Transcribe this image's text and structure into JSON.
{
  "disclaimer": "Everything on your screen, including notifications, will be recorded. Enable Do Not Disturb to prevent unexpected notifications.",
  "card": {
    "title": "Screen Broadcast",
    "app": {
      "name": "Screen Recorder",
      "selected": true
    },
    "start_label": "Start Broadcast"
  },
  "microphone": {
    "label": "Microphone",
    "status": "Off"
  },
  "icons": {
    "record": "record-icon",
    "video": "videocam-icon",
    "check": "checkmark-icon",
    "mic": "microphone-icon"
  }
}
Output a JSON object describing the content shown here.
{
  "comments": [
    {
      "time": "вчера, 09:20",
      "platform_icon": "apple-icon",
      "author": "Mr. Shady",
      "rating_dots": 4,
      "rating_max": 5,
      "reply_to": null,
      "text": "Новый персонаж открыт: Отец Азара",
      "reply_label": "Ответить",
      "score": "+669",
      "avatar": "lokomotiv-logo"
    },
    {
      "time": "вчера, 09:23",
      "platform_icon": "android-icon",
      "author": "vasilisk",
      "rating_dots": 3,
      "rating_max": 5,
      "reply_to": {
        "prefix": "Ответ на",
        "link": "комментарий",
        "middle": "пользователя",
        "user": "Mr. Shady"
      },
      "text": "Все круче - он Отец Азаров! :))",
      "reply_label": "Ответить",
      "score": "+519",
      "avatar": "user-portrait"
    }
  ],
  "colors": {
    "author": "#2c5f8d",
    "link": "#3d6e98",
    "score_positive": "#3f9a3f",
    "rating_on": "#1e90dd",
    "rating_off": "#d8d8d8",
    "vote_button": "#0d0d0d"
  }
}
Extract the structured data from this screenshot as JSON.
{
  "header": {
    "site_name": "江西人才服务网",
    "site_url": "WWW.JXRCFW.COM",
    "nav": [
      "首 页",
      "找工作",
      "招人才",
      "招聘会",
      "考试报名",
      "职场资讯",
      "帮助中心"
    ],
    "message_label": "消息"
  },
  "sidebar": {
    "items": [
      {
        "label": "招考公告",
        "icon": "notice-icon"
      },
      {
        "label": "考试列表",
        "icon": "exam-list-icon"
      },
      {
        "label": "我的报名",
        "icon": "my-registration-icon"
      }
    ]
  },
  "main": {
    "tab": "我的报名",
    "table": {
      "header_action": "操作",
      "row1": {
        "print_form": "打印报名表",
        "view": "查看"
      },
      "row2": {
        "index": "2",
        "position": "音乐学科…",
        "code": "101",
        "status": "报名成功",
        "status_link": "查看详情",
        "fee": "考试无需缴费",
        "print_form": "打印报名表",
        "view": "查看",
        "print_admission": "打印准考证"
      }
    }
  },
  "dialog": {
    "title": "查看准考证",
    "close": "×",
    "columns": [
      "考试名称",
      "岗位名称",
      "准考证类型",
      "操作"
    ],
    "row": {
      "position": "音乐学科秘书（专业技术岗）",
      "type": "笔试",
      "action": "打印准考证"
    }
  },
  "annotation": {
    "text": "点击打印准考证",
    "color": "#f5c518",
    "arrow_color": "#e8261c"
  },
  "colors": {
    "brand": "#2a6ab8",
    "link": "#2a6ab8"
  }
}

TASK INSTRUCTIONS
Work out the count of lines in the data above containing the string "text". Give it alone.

EXERCISE ANSWER
4